→ **What is needed**
Retype the listing below, keeping every line the same.

→ **Source material**
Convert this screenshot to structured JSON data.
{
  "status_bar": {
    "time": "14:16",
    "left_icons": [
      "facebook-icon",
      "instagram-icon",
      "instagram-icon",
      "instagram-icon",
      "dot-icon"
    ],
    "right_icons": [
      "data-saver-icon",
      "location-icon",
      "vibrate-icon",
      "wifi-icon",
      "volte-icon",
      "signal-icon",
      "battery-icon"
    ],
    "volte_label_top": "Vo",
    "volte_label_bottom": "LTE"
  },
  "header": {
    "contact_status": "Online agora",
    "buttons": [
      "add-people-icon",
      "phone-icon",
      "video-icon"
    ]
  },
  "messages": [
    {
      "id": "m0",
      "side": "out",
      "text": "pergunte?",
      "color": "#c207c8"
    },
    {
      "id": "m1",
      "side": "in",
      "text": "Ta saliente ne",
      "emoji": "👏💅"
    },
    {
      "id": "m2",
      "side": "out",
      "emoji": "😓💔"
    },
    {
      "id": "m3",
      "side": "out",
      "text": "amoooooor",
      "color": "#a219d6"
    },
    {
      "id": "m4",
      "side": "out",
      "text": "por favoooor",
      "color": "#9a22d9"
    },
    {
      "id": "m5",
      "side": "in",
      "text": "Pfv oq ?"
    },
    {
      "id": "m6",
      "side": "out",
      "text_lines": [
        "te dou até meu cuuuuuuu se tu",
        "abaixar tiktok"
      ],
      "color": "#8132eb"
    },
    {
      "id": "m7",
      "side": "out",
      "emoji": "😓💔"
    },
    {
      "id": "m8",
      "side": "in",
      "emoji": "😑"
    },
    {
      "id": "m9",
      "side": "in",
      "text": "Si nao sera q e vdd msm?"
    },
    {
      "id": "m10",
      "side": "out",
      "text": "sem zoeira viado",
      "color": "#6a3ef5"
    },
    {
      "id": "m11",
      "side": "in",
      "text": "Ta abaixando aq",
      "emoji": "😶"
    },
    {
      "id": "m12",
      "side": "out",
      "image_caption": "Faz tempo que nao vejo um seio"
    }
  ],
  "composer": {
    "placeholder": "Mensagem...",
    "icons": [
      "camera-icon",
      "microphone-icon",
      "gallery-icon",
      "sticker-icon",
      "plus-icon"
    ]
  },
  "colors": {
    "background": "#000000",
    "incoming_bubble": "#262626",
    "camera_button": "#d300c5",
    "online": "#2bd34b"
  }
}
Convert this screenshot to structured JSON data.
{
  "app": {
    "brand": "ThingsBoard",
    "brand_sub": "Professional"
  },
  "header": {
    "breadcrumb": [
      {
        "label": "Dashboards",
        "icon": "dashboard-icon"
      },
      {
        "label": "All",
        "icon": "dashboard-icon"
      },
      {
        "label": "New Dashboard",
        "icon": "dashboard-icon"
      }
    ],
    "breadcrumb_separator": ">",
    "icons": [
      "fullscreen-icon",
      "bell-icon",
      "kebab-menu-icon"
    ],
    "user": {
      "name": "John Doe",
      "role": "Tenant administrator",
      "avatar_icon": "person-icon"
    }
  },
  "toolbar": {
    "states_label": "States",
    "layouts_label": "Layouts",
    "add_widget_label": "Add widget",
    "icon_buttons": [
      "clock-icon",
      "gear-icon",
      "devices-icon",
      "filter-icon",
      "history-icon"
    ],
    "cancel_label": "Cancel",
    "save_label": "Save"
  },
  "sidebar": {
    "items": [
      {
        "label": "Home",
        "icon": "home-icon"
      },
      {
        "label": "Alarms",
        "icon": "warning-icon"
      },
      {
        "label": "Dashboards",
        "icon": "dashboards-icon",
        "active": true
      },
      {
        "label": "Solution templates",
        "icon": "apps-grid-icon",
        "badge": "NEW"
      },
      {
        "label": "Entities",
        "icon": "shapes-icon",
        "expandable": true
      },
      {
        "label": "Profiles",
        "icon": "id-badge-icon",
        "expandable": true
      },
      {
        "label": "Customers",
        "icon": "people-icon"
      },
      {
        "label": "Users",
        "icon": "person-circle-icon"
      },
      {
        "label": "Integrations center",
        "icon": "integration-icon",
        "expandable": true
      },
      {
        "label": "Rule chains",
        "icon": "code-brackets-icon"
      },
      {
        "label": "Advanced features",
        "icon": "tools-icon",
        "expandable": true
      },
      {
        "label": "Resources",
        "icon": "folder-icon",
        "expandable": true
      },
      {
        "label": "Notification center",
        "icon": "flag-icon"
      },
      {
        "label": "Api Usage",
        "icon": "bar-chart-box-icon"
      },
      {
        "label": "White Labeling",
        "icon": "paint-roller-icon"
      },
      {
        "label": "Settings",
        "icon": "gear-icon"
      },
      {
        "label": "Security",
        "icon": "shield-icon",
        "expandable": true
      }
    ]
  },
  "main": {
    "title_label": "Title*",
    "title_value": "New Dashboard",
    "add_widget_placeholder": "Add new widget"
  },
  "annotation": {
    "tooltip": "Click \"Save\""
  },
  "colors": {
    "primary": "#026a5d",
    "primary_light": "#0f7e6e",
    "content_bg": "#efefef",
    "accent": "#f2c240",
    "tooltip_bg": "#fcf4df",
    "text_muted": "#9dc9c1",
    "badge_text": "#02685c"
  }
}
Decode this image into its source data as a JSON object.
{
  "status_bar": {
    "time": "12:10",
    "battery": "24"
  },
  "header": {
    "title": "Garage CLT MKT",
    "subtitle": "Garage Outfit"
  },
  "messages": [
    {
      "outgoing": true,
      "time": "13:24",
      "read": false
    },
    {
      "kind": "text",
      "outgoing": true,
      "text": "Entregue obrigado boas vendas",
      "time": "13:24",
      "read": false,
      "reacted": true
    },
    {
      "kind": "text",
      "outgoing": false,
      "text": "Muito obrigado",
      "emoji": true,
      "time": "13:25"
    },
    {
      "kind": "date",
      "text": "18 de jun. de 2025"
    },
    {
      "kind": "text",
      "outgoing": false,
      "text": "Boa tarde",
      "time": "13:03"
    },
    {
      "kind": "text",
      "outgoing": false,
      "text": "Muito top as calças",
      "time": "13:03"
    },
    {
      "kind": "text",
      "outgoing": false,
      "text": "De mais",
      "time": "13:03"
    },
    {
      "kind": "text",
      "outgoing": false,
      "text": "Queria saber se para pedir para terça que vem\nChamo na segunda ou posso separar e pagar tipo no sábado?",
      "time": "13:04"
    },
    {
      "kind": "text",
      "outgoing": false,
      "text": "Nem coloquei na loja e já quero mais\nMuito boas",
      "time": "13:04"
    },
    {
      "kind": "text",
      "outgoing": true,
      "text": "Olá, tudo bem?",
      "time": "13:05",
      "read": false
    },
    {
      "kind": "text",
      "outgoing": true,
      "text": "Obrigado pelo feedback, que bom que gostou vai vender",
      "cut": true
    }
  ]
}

→ **Task result**
Convert this screenshot to structured JSON data.
{
  "status_bar": {
    "time": "14:16",
    "left_icons": [
      "facebook-icon",
      "instagram-icon",
      "instagram-icon",
      "instagram-icon",
      "dot-icon"
    ],
    "right_icons": [
      "data-saver-icon",
      "location-icon",
      "vibrate-icon",
      "wifi-icon",
      "volte-icon",
      "signal-icon",
      "battery-icon"
    ],
    "volte_label_top": "Vo",
    "volte_label_bottom": "LTE"
  },
  "header": {
    "contact_status": "Online agora",
    "buttons": [
      "add-people-icon",
      "phone-icon",
      "video-icon"
    ]
  },
  "messages": [
    {
      "id": "m0",
      "side": "out",
      "text": "pergunte?",
      "color": "#c207c8"
    },
    {
      "id": "m1",
      "side": "in",
      "text": "Ta saliente ne",
      "emoji": "👏💅"
    },
    {
      "id": "m2",
      "side": "out",
      "emoji": "😓💔"
    },
    {
      "id": "m3",
      "side": "out",
      "text": "amoooooor",
      "color": "#a219d6"
    },
    {
      "id": "m4",
      "side": "out",
      "text": "por favoooor",
      "color": "#9a22d9"
    },
    {
      "id": "m5",
      "side": "in",
      "text": "Pfv oq ?"
    },
    {
      "id": "m6",
      "side": "out",
      "text_lines": [
        "te dou até meu cuuuuuuu se tu",
        "abaixar tiktok"
      ],
      "color": "#8132eb"
    },
    {
      "id": "m7",
      "side": "out",
      "emoji": "😓💔"
    },
    {
      "id": "m8",
      "side": "in",
      "emoji": "😑"
    },
    {
      "id": "m9",
      "side": "in",
      "text": "Si nao sera q e vdd msm?"
    },
    {
      "id": "m10",
      "side": "out",
      "text": "sem zoeira viado",
      "color": "#6a3ef5"
    },
    {
      "id": "m11",
      "side": "in",
      "text": "Ta abaixando aq",
      "emoji": "😶"
    },
    {
      "id": "m12",
      "side": "out",
      "image_caption": "Faz tempo que nao vejo um seio"
    }
  ],
  "composer": {
    "placeholder": "Mensagem...",
    "icons": [
      "camera-icon",
      "microphone-icon",
      "gallery-icon",
      "sticker-icon",
      "plus-icon"
    ]
  },
  "colors": {
    "background": "#000000",
    "incoming_bubble": "#262626",
    "camera_button": "#d300c5",
    "online": "#2bd34b"
  }
}
Convert this screenshot to structured JSON data.
{
  "app": {
    "brand": "ThingsBoard",
    "brand_sub": "Professional"
  },
  "header": {
    "breadcrumb": [
      {
        "label": "Dashboards",
        "icon": "dashboard-icon"
      },
      {
        "label": "All",
        "icon": "dashboard-icon"
      },
      {
        "label": "New Dashboard",
        "icon": "dashboard-icon"
      }
    ],
    "breadcrumb_separator": ">",
    "icons": [
      "fullscreen-icon",
      "bell-icon",
      "kebab-menu-icon"
    ],
    "user": {
      "name": "John Doe",
      "role": "Tenant administrator",
      "avatar_icon": "person-icon"
    }
  },
  "toolbar": {
    "states_label": "States",
    "layouts_label": "Layouts",
    "add_widget_label": "Add widget",
    "icon_buttons": [
      "clock-icon",
      "gear-icon",
      "devices-icon",
      "filter-icon",
      "history-icon"
    ],
    "cancel_label": "Cancel",
    "save_label": "Save"
  },
  "sidebar": {
    "items": [
      {
        "label": "Home",
        "icon": "home-icon"
      },
      {
        "label": "Alarms",
        "icon": "warning-icon"
      },
      {
        "label": "Dashboards",
        "icon": "dashboards-icon",
        "active": true
      },
      {
        "label": "Solution templates",
        "icon": "apps-grid-icon",
        "badge": "NEW"
      },
      {
        "label": "Entities",
        "icon": "shapes-icon",
        "expandable": true
      },
      {
        "label": "Profiles",
        "icon": "id-badge-icon",
        "expandable": true
      },
      {
        "label": "Customers",
        "icon": "people-icon"
      },
      {
        "label": "Users",
        "icon": "person-circle-icon"
      },
      {
        "label": "Integrations center",
        "icon": "integration-icon",
        "expandable": true
      },
      {
        "label": "Rule chains",
        "icon": "code-brackets-icon"
      },
      {
        "label": "Advanced features",
        "icon": "tools-icon",
        "expandable": true
      },
      {
        "label": "Resources",
        "icon": "folder-icon",
        "expandable": true
      },
      {
        "label": "Notification center",
        "icon": "flag-icon"
      },
      {
        "label": "Api Usage",
        "icon": "bar-chart-box-icon"
      },
      {
        "label": "White Labeling",
        "icon": "paint-roller-icon"
      },
      {
        "label": "Settings",
        "icon": "gear-icon"
      },
      {
        "label": "Security",
        "icon": "shield-icon",
        "expandable": true
      }
    ]
  },
  "main": {
    "title_label": "Title*",
    "title_value": "New Dashboard",
    "add_widget_placeholder": "Add new widget"
  },
  "annotation": {
    "tooltip": "Click \"Save\""
  },
  "colors": {
    "primary": "#026a5d",
    "primary_light": "#0f7e6e",
    "content_bg": "#efefef",
    "accent": "#f2c240",
    "tooltip_bg": "#fcf4df",
    "text_muted": "#9dc9c1",
    "badge_text": "#02685c"
  }
}
Decode this image into its source data as a JSON object.
{
  "status_bar": {
    "time": "12:10",
    "battery": "24"
  },
  "header": {
    "title": "Garage CLT MKT",
    "subtitle": "Garage Outfit"
  },
  "messages": [
    {
      "outgoing": true,
      "time": "13:24",
      "read": false
    },
    {
      "kind": "text",
      "outgoing": true,
      "text": "Entregue obrigado boas vendas",
      "time": "13:24",
      "read": false,
      "reacted": true
    },
    {
      "kind": "text",
      "outgoing": false,
      "text": "Muito obrigado",
      "emoji": true,
      "time": "13:25"
    },
    {
      "kind": "date",
      "text": "18 de jun. de 2025"
    },
    {
      "kind": "text",
      "outgoing": false,
      "text": "Boa tarde",
      "time": "13:03"
    },
    {
      "kind": "text",
      "outgoing": false,
      "text": "Muito top as calças",
      "time": "13:03"
    },
    {
      "kind": "text",
      "outgoing": false,
      "text": "De mais",
      "time": "13:03"
    },
    {
      "kind": "text",
      "outgoing": false,
      "text": "Queria saber se para pedir para terça que vem\nChamo na segunda ou posso separar e pagar tipo no sábado?",
      "time": "13:04"
    },
    {
      "kind": "text",
      "outgoing": false,
      "text": "Nem coloquei na loja e já quero mais\nMuito boas",
      "time": "13:04"
    },
    {
      "kind": "text",
      "outgoing": true,
      "text": "Olá, tudo bem?",
      "time": "13:05",
      "read": false
    },
    {
      "kind": "text",
      "outgoing": true,
      "text": "Obrigado pelo feedback, que bom que gostou vai vender",
      "cut": true
    }
  ]
}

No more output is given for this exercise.